I just finished up an interview with the folks at Dead Robots Society for an upcoming episode of their podcast. It was a great discussion, and it really got me thinking.
There are a lot of aspiring writers who focus on the wrong angles in their efforts to go pro. When I was coming up, I was easily distracted by the need to network and market myself. I joined webrings, I had a blog, I went to cons and put a lot of effort into schmoozing.
You know what I didn’t put enough effort into? Writing.
I’ve said it before and I’ll say it again. In this business, craft is king. You can be a great person, you can be gorgeous. You can be bestest buddies with every industry pro in the business. You can have an inspiring personal story. If you don’t write a manuscript that a publisher thinks is going to blow the doors off, guess what kind of a book deal you’re going to get?
If you guessed “the kind where you don’t get one,” you’re right.
The latest distraction is social media. I’ve actually heard panelists at cons say that publishers look to see what kind of a social media presence writers have before buying their manuscripts. I *highly* doubt that this is true (I know it wasn’t for my deal), but even if it is, it’s wrong headed.
Example: I have 673 Facebook friends and 251 Twitter followers.
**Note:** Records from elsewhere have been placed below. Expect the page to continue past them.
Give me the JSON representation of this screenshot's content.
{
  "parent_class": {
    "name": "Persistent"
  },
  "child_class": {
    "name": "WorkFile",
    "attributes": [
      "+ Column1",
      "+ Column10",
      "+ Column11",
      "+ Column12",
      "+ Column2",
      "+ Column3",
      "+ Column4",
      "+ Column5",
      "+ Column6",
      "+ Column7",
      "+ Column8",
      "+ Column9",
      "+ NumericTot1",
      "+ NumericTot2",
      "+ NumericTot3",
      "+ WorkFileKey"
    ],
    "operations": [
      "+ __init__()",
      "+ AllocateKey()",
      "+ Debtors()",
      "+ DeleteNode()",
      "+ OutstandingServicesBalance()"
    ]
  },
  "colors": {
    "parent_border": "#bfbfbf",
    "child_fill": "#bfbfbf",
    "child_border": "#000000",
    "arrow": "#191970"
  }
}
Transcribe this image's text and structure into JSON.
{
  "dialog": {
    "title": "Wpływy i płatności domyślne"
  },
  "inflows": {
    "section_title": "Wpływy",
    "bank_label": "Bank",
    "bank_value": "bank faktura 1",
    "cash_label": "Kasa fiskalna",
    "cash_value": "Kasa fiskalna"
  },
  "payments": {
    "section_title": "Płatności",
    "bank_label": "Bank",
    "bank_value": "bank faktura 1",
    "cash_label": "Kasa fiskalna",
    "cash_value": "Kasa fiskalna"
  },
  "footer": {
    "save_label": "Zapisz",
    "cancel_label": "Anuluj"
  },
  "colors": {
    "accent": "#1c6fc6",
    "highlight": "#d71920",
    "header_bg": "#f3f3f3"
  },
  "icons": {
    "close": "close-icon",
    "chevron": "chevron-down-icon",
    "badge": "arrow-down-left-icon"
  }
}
Now, let’s be generous and say that I had twice as many, for 1,848 people. Now, let’s say that by some miracle, every single one of those people went out and bought a copy of my book. And then let’s say that by an even greater miracle, they each told a friend and that friend also bought a copy. I’d have sold *less* than 4,000 copies. It’s a nice number to be sure, but is it a living? Is it enough to convince my publisher to go on buying manuscripts from me in the future?
I’ll give you 3 guesses.
“But what about writers who have over a million followers, like Neil Gaiman?” Some of you may ask. I’d answer that with a question of my own: “How do you think he *got* all those followers?”
By writing amazing books. Fame can become a self-licking ice cream cone as popularity feeds on itself, but at its root, attention is a reward for quality.
Social media has a role, of course. So do interviews, book signings, con appearances and everything else you do to promote your work.
But in the end, only *one* thing is going to make you a success. You have to write a DYNAMITE story. You have to have compelling characters. You have to have a gripping plot. Your prose has to be evocative. Your concept has to be original.
There’s no end run around it. If writing is something you want to do for a living, then you have to be *good*.
And you get good by working. So get to it.